The study used analytical and numerical methods. “What we found” explains Franchini, “is that a system that does not exhibit ‘Majorana fermions’ cannot be a universal quantum simulator”. Majorana fermions were hypothesized by Ettore Majorana in a paper published 1937, and they display peculiar characteristics: a Majorana fermion is also its own antiparticle. “That means that if Majorana fermions meet they annihilate among themselves,” continues Franchini. “In recent years it has been suggested that these fermions could be found in states of matter useful for quantum computing, and our study confirms that they must be present, with a certain probability related to entanglement, in the material used to build the machine”.

Entanglement, or “action at a distance”, is a property of quantum systems whereby an action done on one part of the system has an effect on another part of the same system, even if the latter has been split into two parts that are located very far apart. “Entanglement is a fundamental phenomenon for quantum computers,” explains Franchini.

“Our study helps to understand what types of devices research should be focusing on to construct this universal simulator. Until now, given the lack of criteria, research has proceeded somewhat randomly, with a huge consumption of time and resources”.
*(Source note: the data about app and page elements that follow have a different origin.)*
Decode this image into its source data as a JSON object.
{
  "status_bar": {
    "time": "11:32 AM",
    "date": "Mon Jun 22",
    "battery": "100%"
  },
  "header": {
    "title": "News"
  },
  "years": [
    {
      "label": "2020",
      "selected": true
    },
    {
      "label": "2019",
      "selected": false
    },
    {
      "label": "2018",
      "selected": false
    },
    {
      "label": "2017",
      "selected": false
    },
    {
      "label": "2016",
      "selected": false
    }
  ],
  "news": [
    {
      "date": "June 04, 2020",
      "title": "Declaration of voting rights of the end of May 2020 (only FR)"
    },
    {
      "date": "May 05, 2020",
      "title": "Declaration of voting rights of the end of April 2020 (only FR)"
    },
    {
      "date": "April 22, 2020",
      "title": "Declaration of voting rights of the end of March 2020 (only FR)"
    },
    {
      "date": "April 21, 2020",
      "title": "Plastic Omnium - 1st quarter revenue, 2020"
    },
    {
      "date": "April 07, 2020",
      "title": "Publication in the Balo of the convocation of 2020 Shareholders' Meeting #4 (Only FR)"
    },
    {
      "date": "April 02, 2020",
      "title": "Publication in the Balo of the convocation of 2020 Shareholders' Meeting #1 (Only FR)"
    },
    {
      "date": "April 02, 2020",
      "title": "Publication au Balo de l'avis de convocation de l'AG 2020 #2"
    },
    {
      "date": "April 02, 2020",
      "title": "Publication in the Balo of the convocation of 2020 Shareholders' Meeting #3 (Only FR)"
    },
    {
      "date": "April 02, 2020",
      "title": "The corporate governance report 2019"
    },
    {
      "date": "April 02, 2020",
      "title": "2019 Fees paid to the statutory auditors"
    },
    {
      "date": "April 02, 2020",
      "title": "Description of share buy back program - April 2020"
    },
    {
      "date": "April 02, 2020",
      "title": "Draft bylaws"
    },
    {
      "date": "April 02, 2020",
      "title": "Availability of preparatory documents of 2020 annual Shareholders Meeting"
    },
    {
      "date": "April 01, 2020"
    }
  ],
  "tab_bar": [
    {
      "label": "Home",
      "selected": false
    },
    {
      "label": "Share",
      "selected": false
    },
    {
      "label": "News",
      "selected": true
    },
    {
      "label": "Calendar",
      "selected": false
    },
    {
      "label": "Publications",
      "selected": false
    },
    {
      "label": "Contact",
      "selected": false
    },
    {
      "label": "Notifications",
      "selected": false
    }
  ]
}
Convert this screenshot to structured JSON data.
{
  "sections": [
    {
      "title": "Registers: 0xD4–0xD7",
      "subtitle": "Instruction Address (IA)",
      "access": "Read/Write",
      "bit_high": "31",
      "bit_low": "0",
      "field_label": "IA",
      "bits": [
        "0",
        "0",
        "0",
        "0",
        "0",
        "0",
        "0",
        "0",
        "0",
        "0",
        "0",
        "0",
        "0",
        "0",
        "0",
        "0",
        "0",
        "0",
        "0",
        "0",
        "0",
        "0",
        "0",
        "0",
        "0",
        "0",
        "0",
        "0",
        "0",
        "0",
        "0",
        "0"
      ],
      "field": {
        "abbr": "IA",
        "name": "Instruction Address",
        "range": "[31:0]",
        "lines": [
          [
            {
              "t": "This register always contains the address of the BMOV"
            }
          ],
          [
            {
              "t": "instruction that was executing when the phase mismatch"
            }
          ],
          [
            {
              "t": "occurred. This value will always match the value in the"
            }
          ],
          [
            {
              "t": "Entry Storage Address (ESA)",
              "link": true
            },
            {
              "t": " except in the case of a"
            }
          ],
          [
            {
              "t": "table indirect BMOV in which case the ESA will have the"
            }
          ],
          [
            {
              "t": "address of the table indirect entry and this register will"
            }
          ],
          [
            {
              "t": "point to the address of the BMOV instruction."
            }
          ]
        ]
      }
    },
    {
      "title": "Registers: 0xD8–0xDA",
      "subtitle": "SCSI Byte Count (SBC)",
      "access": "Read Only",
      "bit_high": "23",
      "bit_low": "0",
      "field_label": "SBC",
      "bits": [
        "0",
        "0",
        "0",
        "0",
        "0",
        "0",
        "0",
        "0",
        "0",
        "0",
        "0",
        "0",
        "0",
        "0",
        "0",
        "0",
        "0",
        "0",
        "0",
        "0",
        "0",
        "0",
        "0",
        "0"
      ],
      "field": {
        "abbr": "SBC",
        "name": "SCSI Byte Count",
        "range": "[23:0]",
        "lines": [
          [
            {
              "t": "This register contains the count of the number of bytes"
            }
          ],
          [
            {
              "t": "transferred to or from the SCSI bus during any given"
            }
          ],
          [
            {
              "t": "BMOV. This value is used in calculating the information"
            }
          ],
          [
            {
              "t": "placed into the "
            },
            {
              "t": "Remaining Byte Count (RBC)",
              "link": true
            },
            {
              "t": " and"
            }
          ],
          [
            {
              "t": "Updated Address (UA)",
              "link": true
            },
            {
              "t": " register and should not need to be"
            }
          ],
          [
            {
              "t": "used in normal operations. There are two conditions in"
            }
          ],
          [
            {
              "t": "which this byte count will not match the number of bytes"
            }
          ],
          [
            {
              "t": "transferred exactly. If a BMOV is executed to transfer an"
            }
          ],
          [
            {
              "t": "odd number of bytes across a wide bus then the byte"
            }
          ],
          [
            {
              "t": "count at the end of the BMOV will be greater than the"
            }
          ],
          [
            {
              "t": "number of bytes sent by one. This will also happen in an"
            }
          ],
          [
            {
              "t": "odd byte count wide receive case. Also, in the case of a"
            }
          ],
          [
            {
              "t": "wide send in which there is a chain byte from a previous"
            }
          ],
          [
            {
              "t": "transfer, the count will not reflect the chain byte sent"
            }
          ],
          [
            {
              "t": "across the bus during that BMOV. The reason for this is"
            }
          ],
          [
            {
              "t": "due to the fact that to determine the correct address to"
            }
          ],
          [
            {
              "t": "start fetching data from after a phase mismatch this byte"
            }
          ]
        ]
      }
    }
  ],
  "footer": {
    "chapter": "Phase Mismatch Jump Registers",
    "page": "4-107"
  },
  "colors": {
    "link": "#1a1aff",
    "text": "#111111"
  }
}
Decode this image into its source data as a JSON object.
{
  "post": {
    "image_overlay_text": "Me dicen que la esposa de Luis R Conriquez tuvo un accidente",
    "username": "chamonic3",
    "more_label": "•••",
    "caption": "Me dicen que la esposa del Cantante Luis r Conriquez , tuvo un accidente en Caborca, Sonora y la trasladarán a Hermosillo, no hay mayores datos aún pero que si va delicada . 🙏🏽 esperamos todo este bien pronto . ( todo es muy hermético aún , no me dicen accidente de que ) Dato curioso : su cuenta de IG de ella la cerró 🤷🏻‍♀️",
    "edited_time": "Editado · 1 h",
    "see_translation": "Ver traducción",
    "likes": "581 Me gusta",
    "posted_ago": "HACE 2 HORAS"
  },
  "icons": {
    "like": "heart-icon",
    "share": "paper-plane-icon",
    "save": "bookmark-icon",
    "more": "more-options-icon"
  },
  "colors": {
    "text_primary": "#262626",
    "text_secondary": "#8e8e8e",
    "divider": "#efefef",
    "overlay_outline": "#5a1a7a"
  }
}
The study was conducted with the participation of many other international research institutes in addition to SISSA, including the Massachusetts Institute of Technology (MIT) in Boston, the University of Oxford and many others.

More in detail…

“Having a quantum computer would open up new worlds. For example, if we had one today we would be able to break into any bank account,” jokes Franchini. “But don’t worry, we’re nowhere near that goal”.

At the present time, several attempts at quantum machines exist that rely on the properties of specific materials. Depending on the technology used, these computers have sizes varying from a small box to a whole room, but so far they are only able to process a limited number of information bits, an amount infinitely smaller than that processed by classical computers.

However, it’s not correct to say that quantum computers are, or will be, more powerful than traditional ones, points out Franchini. “There are several things that these devices are worse at. But, by exploiting quantum mechanics, they can perform operations that would be impossible for classical computers”.

Source: International School of Advanced Studies (SISSA)